'''
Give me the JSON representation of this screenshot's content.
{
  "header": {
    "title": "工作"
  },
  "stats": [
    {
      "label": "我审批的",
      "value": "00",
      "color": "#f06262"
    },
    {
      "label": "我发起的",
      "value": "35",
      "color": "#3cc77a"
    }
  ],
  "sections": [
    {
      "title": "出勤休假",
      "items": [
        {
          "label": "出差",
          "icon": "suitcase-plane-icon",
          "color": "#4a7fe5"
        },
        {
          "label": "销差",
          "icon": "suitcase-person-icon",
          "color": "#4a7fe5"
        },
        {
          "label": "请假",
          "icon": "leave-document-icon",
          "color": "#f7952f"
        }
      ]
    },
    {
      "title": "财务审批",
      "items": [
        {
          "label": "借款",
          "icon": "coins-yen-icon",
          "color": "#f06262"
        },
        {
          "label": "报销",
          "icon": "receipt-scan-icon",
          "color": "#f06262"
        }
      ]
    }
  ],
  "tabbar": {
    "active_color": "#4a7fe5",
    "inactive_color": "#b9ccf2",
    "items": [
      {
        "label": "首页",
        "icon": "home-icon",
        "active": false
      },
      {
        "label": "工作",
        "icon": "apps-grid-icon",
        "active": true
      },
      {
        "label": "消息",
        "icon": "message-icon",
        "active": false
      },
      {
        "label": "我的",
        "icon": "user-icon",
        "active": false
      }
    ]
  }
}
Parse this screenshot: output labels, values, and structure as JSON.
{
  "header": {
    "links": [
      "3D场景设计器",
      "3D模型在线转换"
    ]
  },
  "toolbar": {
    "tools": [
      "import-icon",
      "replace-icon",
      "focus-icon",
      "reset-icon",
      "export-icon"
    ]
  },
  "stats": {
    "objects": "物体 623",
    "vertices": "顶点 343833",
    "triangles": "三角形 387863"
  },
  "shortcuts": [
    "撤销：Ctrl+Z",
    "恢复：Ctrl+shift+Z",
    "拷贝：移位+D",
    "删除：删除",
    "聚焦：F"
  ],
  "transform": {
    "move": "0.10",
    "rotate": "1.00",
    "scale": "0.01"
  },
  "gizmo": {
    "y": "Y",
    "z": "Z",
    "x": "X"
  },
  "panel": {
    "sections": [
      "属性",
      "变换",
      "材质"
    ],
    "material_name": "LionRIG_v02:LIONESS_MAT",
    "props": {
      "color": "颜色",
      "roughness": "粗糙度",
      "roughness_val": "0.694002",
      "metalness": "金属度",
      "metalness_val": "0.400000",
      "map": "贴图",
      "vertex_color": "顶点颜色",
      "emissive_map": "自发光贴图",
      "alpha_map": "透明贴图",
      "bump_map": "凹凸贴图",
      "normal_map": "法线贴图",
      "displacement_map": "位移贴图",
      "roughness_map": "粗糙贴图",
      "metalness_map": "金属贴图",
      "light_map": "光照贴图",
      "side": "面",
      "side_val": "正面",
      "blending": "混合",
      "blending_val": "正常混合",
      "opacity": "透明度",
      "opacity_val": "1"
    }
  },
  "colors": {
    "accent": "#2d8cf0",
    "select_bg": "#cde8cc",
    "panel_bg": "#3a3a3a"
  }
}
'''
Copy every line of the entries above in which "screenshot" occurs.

Give me the JSON representation of this screenshot's content.
Parse this screenshot: output labels, values, and structure as JSON.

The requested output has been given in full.